A biography of one of America's leading humanitarians who, as an advisor to nine presidents, also had a lasting effect on American foreign policy.
Leo Cherne's life brimmed with paradox and improbability. He was born in the Bronx to a poor, immigrant, Jewish family, and yet rose to the heights of economic and political power in WASP America. A successful entrepreneur and an unofficial advisor to nine presidents, he nevertheless devoted the majority of his time to humanitarian causes, particularly the International Rescue Committee, which he chaired for forty years. From Hungary to Cuba to Cambodia, Cherne traveled across the globe on behalf of political refugees. A consummate networker, he also had the uncanny ability to attract and cultivate talented people before they became prominent, including such figures as John F. Kennedy, Ronald Reagan, Patrick Moynihan, Claiborne Pell, Tom Dooley, William Casey, John Whitehead, and Henry A. Kissinger. He was presented with the Presidential Medal of Freedom in 1984 by Ronald Reagan, who proclaimed that although never elected to governmental office, Leo Cherne had more influence on American foreign policy than most elected officials. The underlying theme of his life was that one person, without family contacts or wealthy connections, could make a difference worldwide in political and humanitarian affairs.
Andrew F. Smith is the president of The American Forum for Global Education and teaches at The New School University. He is the author of many books, including The Saintly Scoundrel: The Life and Times of Dr. John Cook Bennett and International Conflict and the Media.

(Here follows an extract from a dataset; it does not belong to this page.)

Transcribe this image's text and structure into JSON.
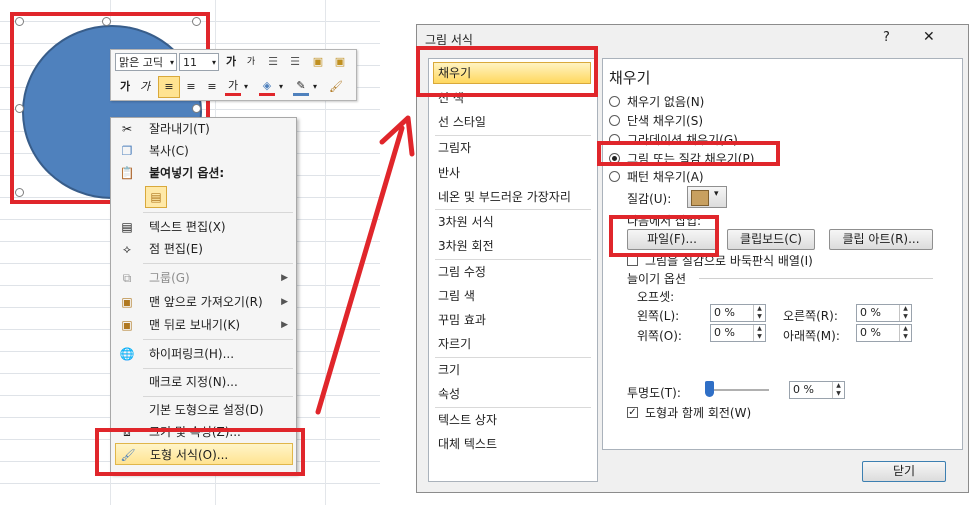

"…an engaging biography. " — The Wall Street Journal
"In the Jewish religion, it is said that at any point in time, God preserves the world because there exist ten just men who, without claiming themselves that they are just, give Him a motive for leaving the world intact. Leo Cherne was surely one of those ten just men. " — from the Foreword by Henry A. Kissinger
"Leo Cherne's story reminds us what one man can do—though to do that much, one has to be Leo Cherne. How fortunate he has this biographer. " — William F. Buckley Jr.
"Leo Cherne's life was devoted to helping the uprooted. Their religious affiliation or ethnic origin mattered little to him. All victims of dictatorships found in him an address, an ally, a friend. In his tireless work . .. he brought honor to humanity. " — Elie Wiesel
"A fitting biography of an extraordinary man: Leo Cherne . .. He was a true hero for freedom and the optimism of the human spirit during the long Cold War. " — Steve Forbes
"This book simply but cogently tells the story of one of the twentieth century's least known and yet most influential men. " — Peter F. Drucker